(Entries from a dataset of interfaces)
++++

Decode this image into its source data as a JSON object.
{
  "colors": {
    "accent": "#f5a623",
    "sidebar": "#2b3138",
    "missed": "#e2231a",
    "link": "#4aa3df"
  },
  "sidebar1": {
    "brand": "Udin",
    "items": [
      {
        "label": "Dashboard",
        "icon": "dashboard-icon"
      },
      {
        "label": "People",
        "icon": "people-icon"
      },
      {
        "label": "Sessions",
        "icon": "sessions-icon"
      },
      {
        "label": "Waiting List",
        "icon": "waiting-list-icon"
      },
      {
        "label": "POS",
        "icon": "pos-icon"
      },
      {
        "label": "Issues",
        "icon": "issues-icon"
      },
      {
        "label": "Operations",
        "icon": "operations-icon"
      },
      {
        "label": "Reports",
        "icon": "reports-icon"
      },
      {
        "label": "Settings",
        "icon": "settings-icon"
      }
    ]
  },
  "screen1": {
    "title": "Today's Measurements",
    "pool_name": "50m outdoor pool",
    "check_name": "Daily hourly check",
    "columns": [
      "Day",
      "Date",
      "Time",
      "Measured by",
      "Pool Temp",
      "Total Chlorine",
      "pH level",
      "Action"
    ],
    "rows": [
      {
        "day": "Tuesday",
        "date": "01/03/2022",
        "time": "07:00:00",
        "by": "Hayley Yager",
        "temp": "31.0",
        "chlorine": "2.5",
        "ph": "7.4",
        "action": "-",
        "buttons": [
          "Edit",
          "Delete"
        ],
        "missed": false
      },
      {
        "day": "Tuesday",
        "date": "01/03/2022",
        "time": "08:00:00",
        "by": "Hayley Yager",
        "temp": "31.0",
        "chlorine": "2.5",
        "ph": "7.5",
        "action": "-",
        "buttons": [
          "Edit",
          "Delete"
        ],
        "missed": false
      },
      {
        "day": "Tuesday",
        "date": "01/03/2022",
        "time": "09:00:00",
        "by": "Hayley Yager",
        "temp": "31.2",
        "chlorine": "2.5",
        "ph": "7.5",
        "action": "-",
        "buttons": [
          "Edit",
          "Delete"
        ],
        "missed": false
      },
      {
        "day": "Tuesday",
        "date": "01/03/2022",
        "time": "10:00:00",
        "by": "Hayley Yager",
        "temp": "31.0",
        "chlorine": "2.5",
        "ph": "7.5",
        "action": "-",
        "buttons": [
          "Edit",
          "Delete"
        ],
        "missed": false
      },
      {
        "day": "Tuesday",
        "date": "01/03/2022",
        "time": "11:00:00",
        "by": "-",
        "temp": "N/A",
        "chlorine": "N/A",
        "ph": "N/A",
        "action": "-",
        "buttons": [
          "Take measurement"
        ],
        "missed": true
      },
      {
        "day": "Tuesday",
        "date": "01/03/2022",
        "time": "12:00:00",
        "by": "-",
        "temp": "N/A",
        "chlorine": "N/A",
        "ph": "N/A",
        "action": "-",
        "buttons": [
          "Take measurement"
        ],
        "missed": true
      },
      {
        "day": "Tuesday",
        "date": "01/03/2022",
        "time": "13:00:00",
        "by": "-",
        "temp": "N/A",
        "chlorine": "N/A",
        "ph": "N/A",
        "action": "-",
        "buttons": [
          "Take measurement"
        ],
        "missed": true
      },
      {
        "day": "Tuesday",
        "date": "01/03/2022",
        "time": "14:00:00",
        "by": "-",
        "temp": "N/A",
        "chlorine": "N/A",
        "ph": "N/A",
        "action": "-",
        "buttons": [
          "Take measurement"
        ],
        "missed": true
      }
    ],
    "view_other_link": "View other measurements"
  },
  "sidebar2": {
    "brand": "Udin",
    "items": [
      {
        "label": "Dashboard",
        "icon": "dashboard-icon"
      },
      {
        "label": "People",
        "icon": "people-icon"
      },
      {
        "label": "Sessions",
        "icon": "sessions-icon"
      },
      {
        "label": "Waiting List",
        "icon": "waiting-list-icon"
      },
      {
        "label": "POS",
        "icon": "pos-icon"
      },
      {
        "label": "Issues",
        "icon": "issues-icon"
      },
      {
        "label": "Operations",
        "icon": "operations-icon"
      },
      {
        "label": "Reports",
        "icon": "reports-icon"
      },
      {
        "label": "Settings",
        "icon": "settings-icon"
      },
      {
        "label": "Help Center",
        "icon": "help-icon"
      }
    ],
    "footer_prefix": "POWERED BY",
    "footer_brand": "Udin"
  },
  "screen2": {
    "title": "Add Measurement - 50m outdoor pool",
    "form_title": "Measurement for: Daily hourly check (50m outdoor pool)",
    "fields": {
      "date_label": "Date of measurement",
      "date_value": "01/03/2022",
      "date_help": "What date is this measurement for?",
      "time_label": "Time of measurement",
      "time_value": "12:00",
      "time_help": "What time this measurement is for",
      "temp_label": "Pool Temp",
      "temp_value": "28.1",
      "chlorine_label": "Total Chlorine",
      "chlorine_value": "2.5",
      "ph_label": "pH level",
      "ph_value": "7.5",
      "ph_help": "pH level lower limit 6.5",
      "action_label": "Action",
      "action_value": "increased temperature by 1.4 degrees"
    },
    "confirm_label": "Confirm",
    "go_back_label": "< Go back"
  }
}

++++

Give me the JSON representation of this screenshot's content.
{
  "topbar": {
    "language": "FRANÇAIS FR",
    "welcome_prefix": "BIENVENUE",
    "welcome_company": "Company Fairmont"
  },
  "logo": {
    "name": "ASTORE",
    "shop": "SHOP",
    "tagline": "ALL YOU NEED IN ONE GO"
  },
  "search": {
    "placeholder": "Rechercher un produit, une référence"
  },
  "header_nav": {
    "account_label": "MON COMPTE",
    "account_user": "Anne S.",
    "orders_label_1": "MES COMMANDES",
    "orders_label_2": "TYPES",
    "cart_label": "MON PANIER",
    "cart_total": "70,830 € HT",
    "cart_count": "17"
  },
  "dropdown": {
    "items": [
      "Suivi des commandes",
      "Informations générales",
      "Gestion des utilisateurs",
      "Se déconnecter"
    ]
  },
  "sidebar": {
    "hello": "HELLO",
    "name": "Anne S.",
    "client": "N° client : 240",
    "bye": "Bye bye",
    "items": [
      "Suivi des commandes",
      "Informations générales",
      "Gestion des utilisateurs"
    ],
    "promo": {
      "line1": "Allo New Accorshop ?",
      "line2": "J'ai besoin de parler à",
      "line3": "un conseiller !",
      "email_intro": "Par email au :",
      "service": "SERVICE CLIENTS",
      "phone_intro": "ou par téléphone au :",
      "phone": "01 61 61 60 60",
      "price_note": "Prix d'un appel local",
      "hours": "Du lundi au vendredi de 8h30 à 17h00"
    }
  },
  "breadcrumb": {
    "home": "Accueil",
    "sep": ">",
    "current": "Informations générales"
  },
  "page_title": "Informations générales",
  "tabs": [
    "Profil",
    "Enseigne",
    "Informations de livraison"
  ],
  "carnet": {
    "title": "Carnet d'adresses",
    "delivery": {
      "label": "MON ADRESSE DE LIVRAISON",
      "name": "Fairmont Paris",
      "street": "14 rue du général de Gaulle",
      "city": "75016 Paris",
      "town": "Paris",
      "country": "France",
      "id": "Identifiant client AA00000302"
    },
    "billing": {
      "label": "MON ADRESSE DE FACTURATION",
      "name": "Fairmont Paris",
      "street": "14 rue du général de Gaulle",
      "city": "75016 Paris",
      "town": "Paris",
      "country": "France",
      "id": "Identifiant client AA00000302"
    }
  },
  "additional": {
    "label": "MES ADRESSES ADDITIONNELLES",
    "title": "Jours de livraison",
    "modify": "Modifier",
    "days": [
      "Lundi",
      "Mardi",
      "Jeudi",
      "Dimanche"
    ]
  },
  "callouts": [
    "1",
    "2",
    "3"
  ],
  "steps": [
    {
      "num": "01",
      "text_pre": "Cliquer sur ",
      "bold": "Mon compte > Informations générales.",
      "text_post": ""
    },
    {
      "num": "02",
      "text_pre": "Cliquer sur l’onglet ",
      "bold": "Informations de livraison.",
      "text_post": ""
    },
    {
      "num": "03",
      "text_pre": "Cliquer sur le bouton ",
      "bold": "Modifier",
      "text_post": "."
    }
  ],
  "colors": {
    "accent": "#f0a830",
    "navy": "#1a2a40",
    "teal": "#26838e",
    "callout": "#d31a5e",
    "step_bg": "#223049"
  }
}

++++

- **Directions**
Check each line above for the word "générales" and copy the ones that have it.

- **Answer to this task**
      "Informations générales",
      "Informations générales",
    "current": "Informations générales"
  "page_title": "Informations générales",
      "bold": "Mon compte > Informations générales.",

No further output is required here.